REVISIONS STRENGTHEN AHIMA’S CODE OF ETHICS
A new update to AHIMA’s Code of Ethics addresses recent changes
in technology, healthcare, and association management—and the
accompanying complexity of competing interests and obligations they
By Sheila Hart-O’Connor
ALL WHO HOLD AHIMA’s credentials are responsible for performing their roles in accordance with AHIMA’s Code of Ethics.
The code’s core values—such as upholding the individual’s right
to privacy—are a constant, but the code requires periodic review to ensure its guidance reflects and addresses the current
healthcare environment. The industry has undergone unprecedented change in recent years, and last year AHIMA’s Professional Ethics Committee brought forward updates to the code
to ensure HIM professionals did not find their circumstances
outside its jurisdiction.
Over the course of 18 months from 2010 to 2011, members of
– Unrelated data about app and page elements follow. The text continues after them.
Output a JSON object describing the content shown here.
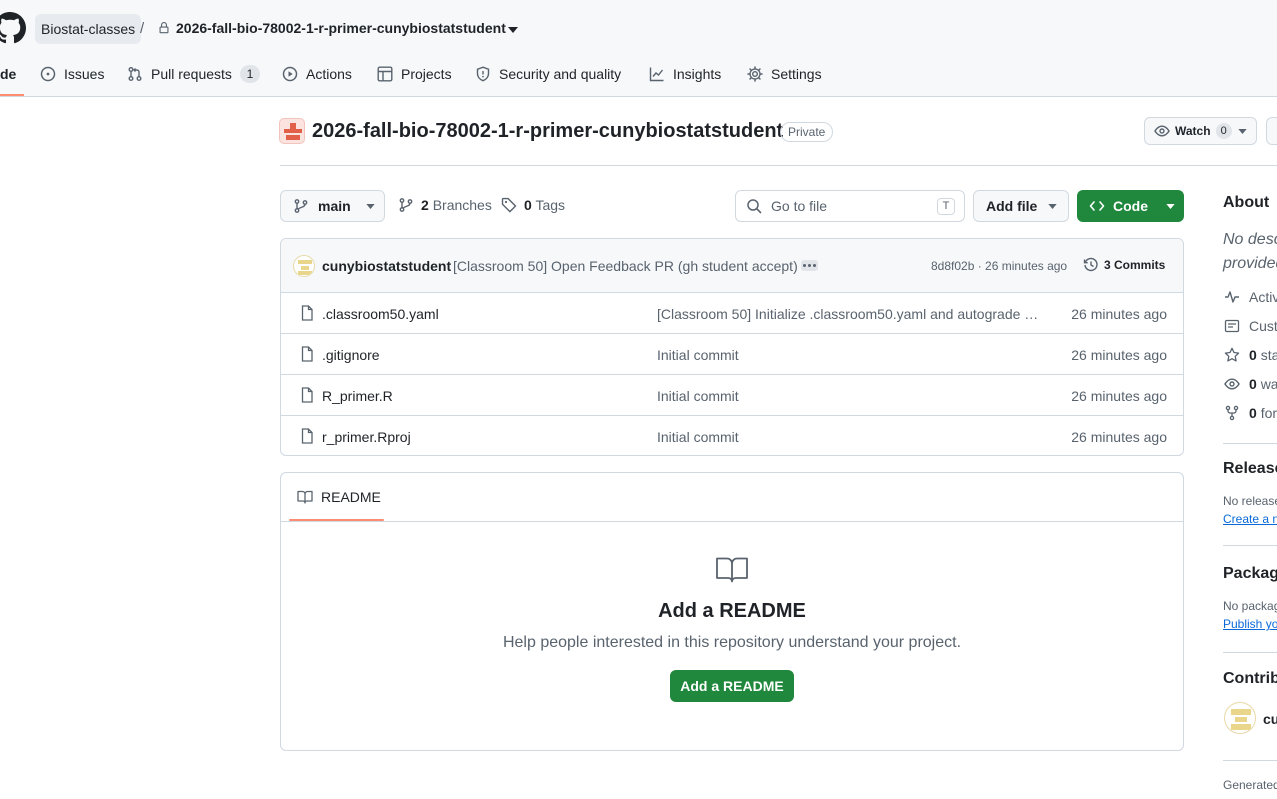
{
  "breadcrumb": {
    "owner": "Biostat-classes",
    "separator": "/",
    "repo": "2026-fall-bio-78002-1-r-primer-cunybiostatstudent"
  },
  "nav": {
    "code_partial": "de",
    "issues": "Issues",
    "pull_requests": "Pull requests",
    "pull_requests_count": "1",
    "actions": "Actions",
    "projects": "Projects",
    "security": "Security and quality",
    "insights": "Insights",
    "settings": "Settings"
  },
  "repo": {
    "title": "2026-fall-bio-78002-1-r-primer-cunybiostatstudent",
    "visibility": "Private",
    "watch_label": "Watch",
    "watch_count": "0"
  },
  "file_nav": {
    "branch": "main",
    "branches_count": "2",
    "branches_label": "Branches",
    "tags_count": "0",
    "tags_label": "Tags",
    "search_placeholder": "Go to file",
    "search_shortcut": "T",
    "add_file": "Add file",
    "code": "Code"
  },
  "latest_commit": {
    "author": "cunybiostatstudent",
    "message": "[Classroom 50] Open Feedback PR (gh student accept)",
    "hash_time": "8d8f02b · 26 minutes ago",
    "commits": "3 Commits"
  },
  "files": [
    {
      "name": ".classroom50.yaml",
      "message": "[Classroom 50] Initialize .classroom50.yaml and autograde w...",
      "time": "26 minutes ago"
    },
    {
      "name": ".gitignore",
      "message": "Initial commit",
      "time": "26 minutes ago"
    },
    {
      "name": "R_primer.R",
      "message": "Initial commit",
      "time": "26 minutes ago"
    },
    {
      "name": "r_primer.Rproj",
      "message": "Initial commit",
      "time": "26 minutes ago"
    }
  ],
  "readme": {
    "tab": "README",
    "heading": "Add a README",
    "subtext": "Help people interested in this repository understand your project.",
    "button": "Add a README"
  },
  "sidebar": {
    "about_heading": "About",
    "description_line1": "No desc",
    "description_line2": "provided",
    "activity": "Activ",
    "custom": "Custo",
    "stars_count": "0",
    "stars_label": "sta",
    "watchers_count": "0",
    "watchers_label": "wa",
    "forks_count": "0",
    "forks_label": "for",
    "releases_heading": "Release",
    "releases_text": "No release",
    "releases_link": "Create a n",
    "packages_heading": "Packag",
    "packages_text": "No packag",
    "packages_link": "Publish yo",
    "contributors_heading": "Contrib",
    "contributor_name": "cu",
    "generated": "Generated"
  },
  "colors": {
    "primary_green": "#1f883d",
    "accent_underline": "#fd8c73",
    "link_blue": "#0969da",
    "muted_text": "#59636e",
    "border": "#d1d9e0"
  }
}
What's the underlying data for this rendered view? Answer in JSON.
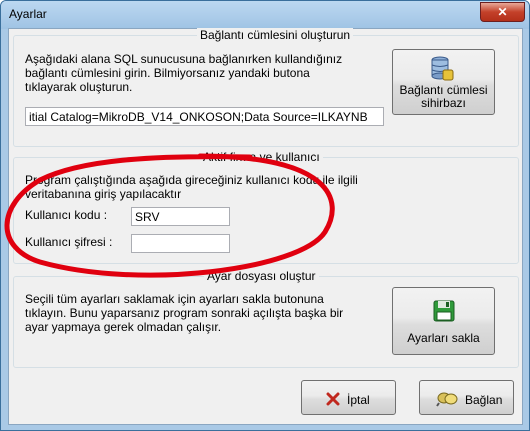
{
  "window": {
    "title": "Ayarlar",
    "close_label": "✕"
  },
  "connection": {
    "legend": "Bağlantı cümlesini oluşturun",
    "description": "Aşağıdaki alana SQL sunucusuna bağlanırken kullandığınız\nbağlantı cümlesini girin. Bilmiyorsanız yandaki butona\ntıklayarak oluşturun.",
    "wizard_button": "Bağlantı cümlesi\nsihirbazı",
    "connection_string": "itial Catalog=MikroDB_V14_ONKOSON;Data Source=ILKAYNB"
  },
  "active_user": {
    "legend": "Aktif firma ve kullanıcı",
    "description": "Program çalıştığında aşağıda gireceğiniz kullanıcı kodu ile ilgili\nveritabanına giriş yapılacaktır",
    "user_code_label": "Kullanıcı kodu :",
    "user_code_value": "SRV",
    "password_label": "Kullanıcı şifresi :",
    "password_value": ""
  },
  "settings_file": {
    "legend": "Ayar dosyası oluştur",
    "description": "Seçili tüm ayarları saklamak için ayarları sakla butonuna\ntıklayın. Bunu yaparsanız program sonraki açılışta başka bir\nayar yapmaya gerek olmadan çalışır.",
    "save_button": "Ayarları sakla"
  },
  "footer": {
    "cancel_button": "İptal",
    "connect_button": "Bağlan"
  },
  "colors": {
    "annotation_ellipse": "#e0000f",
    "window_frame": "#a9c9e6"
  }
}
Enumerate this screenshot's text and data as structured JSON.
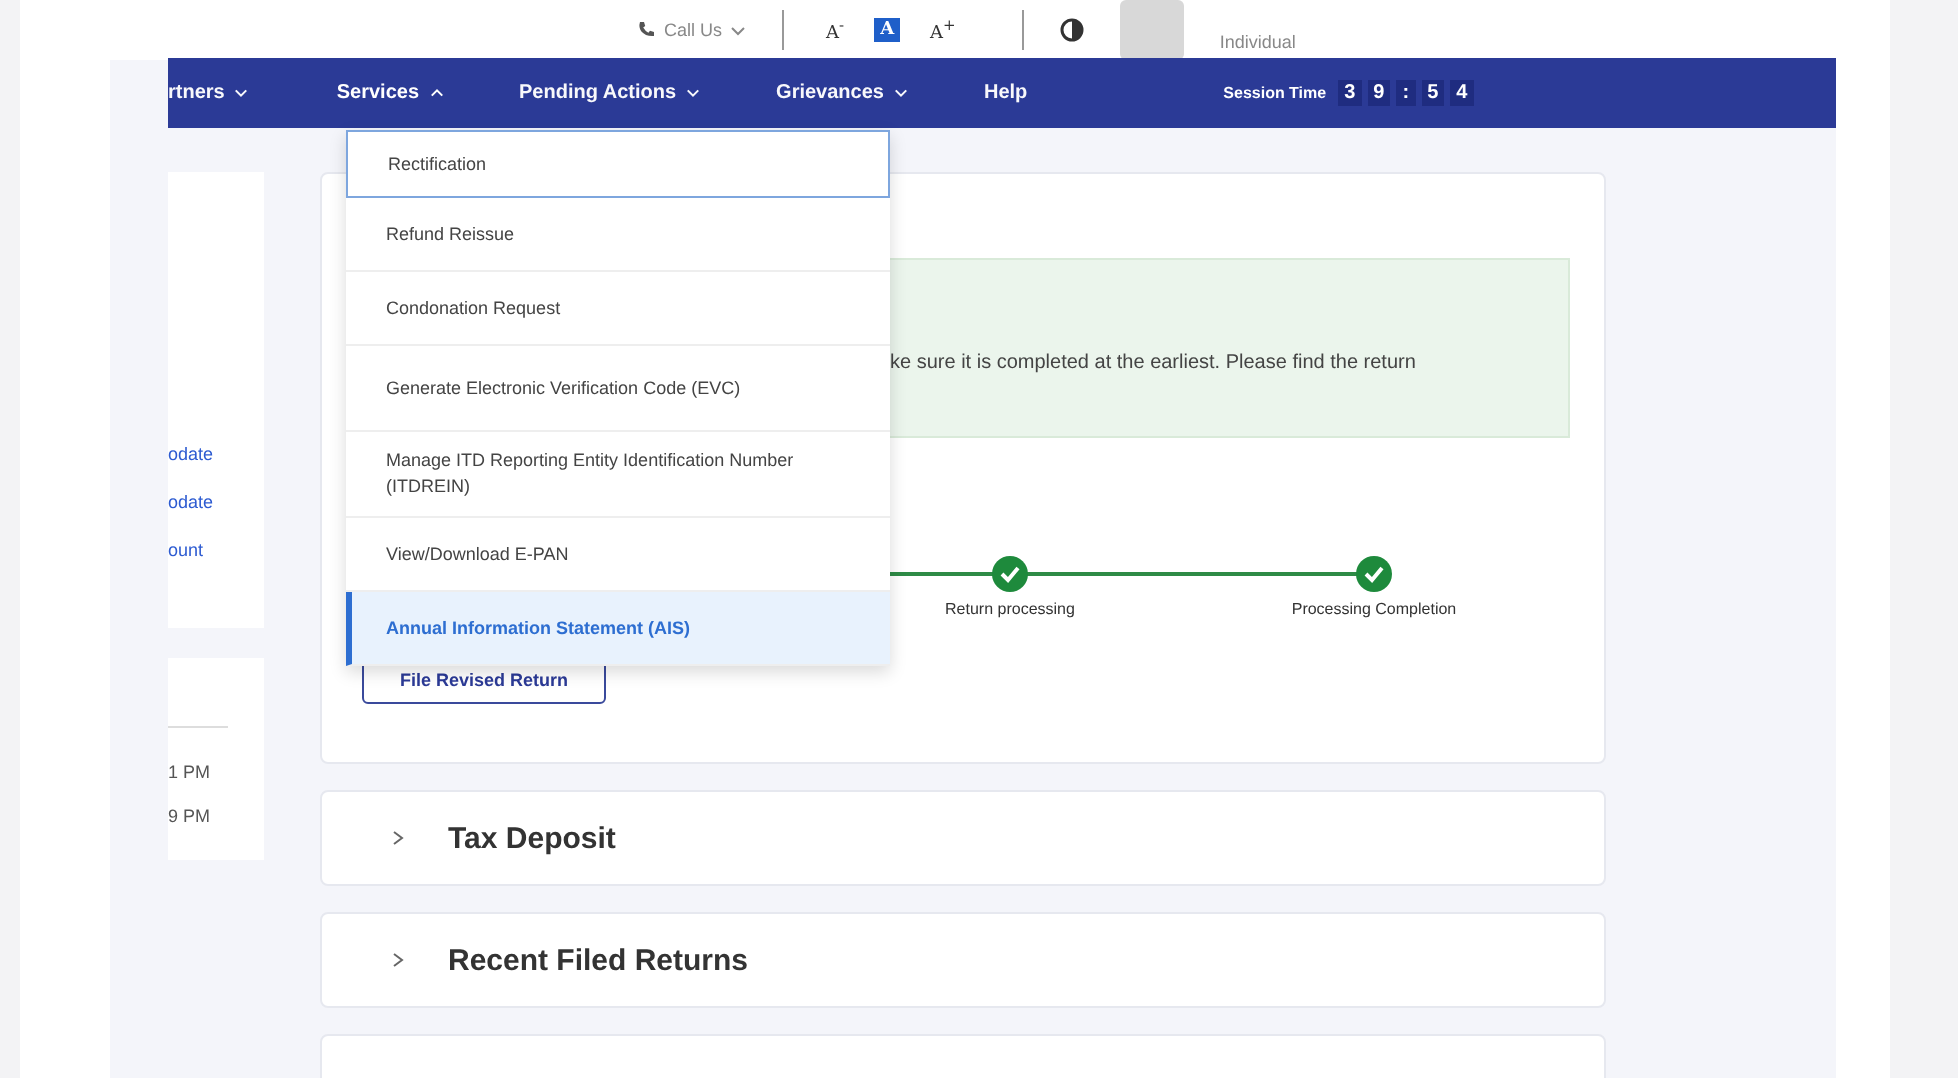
{
  "top_bar": {
    "call_us": "Call Us",
    "font_size_controls": [
      {
        "label": "A$^{-}$",
        "selected": false
      },
      {
        "label": "A",
        "selected": true
      },
      {
        "label": "A$^{+}$",
        "selected": false
      }
    ],
    "user_type": "Individual"
  },
  "nav": {
    "items": [
      {
        "label": "rtners",
        "has_menu": true,
        "expanded": false
      },
      {
        "label": "Services",
        "has_menu": true,
        "expanded": true
      },
      {
        "label": "Pending Actions",
        "has_menu": true,
        "expanded": false
      },
      {
        "label": "Grievances",
        "has_menu": true,
        "expanded": false
      },
      {
        "label": "Help",
        "has_menu": false
      }
    ],
    "session_label": "Session Time",
    "session_digits": [
      "3",
      "9",
      ":",
      "5",
      "4"
    ]
  },
  "services_menu": [
    {
      "label": "Rectification",
      "selected": false,
      "focused": true
    },
    {
      "label": "Refund Reissue",
      "selected": false,
      "focused": false
    },
    {
      "label": "Condonation Request",
      "selected": false,
      "focused": false
    },
    {
      "label": "Generate Electronic Verification Code (EVC)",
      "selected": false,
      "focused": false
    },
    {
      "label": "Manage ITD Reporting Entity Identification Number (ITDREIN)",
      "selected": false,
      "focused": false
    },
    {
      "label": "View/Download E-PAN",
      "selected": false,
      "focused": false
    },
    {
      "label": "Annual Information Statement (AIS)",
      "selected": true,
      "focused": false
    }
  ],
  "side_links": [
    "odate",
    "odate",
    "ount"
  ],
  "side_times": [
    "1 PM",
    "9 PM"
  ],
  "alert_text": "ke sure it is completed at the earliest. Please find the return",
  "steps": [
    {
      "label": "Return processing",
      "done": true
    },
    {
      "label": "Processing Completion",
      "done": true
    }
  ],
  "revise_button": "File Revised Return",
  "accordions": [
    {
      "title": "Tax Deposit",
      "expanded": false
    },
    {
      "title": "Recent Filed Returns",
      "expanded": false
    }
  ]
}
the ethics committee worked to understand current issues facing HIM professionals. Committee members arranged conference calls and review sessions with AHIMA Communities of
Practice, delegates, educators, attendees at AHIMA events, and
the board of directors. After incorporating the feedback from
these communities and meetings, the committee submitted
an updated code to the AHIMA House of Delegates, which approved it October 2, 2011.
What’s New with the Code
Built on the code’s existing principles and guidelines, which
were last updated in 2004, the new version responds to a number of topical changes in technology, healthcare, and association management. In addition, it incorporates what the ethics
committee learned in reviewing recent ethics violations and
The new code addresses these circumstances with stronger,
more specific language. It includes both new and strengthened
guidelines and is designed to assist HIM professionals in raising
their ethical standards “regardless of their professional functions, the settings in which they work, or the populations they
serve,” as described in the code’s introduction. Additionally, the
new code provides enhanced steps for reporting individual, unprofessional actions.
“Our ultimate goal was to create a code of ethics that outlines
the inherent ethical responsibilities all members possess who
work with health information and with health information
management professionals,” says 2011 committee chair Dana C.